After Wednesday’s announcement that the 11th Street Bridge Park project has been awarded to the design team of OMA and Olin, developers of the urban park gave new details about what the winning architects and landscape designers have in mind. It is easy to see why OMA and Olin impressed the jury and rose above the other three finalists selected earlier this year from more than 80 entrants in a national design competition.
Author Archives: Philip Kennicott
The best Degas exhibitions take you past the prettiness and straight to the heart of weirdness that makes his work, despite overexposure, always worth further effort. “Degas’ Little Dancer,” a one-room show at the National Gallery of Art, gets straight to the matter, looking under the waxen skin of the artist’s most famous and beloved sculpture and then at a cross section of his fascination with young ballerinas over time. And in almost every one of the 15 works on display, there is something troubling and odd.
The White House has confirmed that a controversial historical artifact known as the Armenian Orphan Rug will go on display at the newly renovated White House Visitor Center next month. The rug, woven by Armenian orphans in the 1920s and presented to President Calvin Coolidge in 1925, was a gift thanking the United States for its role in assisting Armenians after the mass killings and genocidal relocations at the hands of the crumbling Ottoman Empire a century ago.
1. Take time
The biggest challenge when visiting an art museum is to disengage from our distracted selves. The pervasive, relentless, all-consuming power of time is the enemy. If you are thinking about where you have to be next, what you have left undone, what you could be doing instead of standing in front of art, there is no hope that anything significant will happen. But to disengage from time has become extraordinarily complicated. We are addicted to devices that remind us of the presence of time, cellphones and watches among them, but cameras too, because the camera has become a crutch to memory, and memory is our only defense against the loss of time.
TORONTO — The Aga Khan is a smiling man, genial, with twinkling eyes and never less than a faint trace of benign good will turning up the corners of his mouth. He smiled all the way through a speech last month at the opening of the new Aga Khan Museum in Toronto, especially while alluding to the innate happiness embodied in the branch of Shiite Islam of which he is the spiritual leader, Ismailism: “We are a community that welcomes the smile,” he said.
The enormous face emerging on the Mall in Washington is laid out on six acres of open space next to the Reflecting Pool and just west of the National World War II Memorial. Although workers were still constructing the image last week, using dark potting soil on a background of lighter-colored sand, an eye and the nose and chin of a young man were already clearly visible from high in the Washington Monument.
Visitors to a 2013 exhibition of French drawings at the National Gallery of Art will likely remember a striking image by Charles Angrand, “The Annunciation to the Shepherds,” which showed two pastoral figures in a field of inky darkness, illuminated only by a thin shaft of light streaming from above. Angrand’s large and dramatic drawing, made in 1894, is a masterpiece of understatement, light and shadow, and now it’s back, along with three other Angrand works, in a Phillips Collection exhibition called “Neo-Impressionism and the Dream of Realities: Painting, Poetry, Music.”
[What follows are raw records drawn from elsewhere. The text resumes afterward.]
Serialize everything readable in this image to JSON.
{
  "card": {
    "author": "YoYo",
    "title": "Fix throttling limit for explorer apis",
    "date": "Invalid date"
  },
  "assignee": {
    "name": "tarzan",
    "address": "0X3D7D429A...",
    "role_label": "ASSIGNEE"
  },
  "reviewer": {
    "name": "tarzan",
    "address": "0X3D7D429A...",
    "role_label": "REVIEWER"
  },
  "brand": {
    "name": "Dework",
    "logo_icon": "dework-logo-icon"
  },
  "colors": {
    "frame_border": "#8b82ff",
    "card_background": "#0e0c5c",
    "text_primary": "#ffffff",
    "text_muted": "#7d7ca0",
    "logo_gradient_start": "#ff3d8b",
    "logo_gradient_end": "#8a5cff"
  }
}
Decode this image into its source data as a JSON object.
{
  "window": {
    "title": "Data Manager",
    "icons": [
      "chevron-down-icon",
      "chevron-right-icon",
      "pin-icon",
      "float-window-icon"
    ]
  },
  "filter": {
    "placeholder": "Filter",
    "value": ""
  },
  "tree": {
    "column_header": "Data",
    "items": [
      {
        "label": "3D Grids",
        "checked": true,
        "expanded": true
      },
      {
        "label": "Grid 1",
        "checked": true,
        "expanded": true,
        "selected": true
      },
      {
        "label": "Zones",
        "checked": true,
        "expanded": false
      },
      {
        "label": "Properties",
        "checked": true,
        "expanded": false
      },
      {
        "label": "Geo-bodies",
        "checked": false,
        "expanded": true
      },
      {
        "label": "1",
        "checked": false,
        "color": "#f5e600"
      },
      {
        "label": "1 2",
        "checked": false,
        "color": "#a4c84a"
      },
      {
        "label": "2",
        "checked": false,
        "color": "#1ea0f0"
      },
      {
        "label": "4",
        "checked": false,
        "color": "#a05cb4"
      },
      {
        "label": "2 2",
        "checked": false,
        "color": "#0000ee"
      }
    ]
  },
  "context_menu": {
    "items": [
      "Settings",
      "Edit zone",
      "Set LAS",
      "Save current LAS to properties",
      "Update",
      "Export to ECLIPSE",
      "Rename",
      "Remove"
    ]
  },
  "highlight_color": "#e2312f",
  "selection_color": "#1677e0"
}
When the National Museum of the American Indian opened a decade ago this month, the tone, design and scholarship of the exhibitions were unlike anything else in Washington. Disgusted with ham-handed and often condescending treatment from traditional anthropologists, and determined to be the author of their own self-
representation in the nation’s capital, the leaders of the NMAI allowed individual tribes extraordinary input and power over what viewers saw in the museum’s galleries. The results were controversial: It was, in many ways, the ultimate postmodern museum experience, with no central narrative, no omniscient voice and no absolute appeals to the voice of science and history. But from the visitor’s point of view, it was also bewildering.
Under no circumstances should the Secret Service be allowed to encroach further on the public space of Washington. Ill-considered, unnecessary and undemocratic security measures have already stolen from the American people the West Terrace of the Capitol, the front doors of the Supreme Court and the free flow of traffic on Pennsylvania Avenue at Lafayette Square. Now there are reports that the Secret Service is considering new security measures around the White House, including bag searches in nearby blocks.
“Staging the self” is an annoying phrase, and an unfortunate title for an otherwise excellent exhibition devoted to Latino self-representation at the National Portrait Gallery. It makes the thing this exhibition explores — how artists present a sense of themselves to the world — seem more complicated and intellectually sexier than it really is.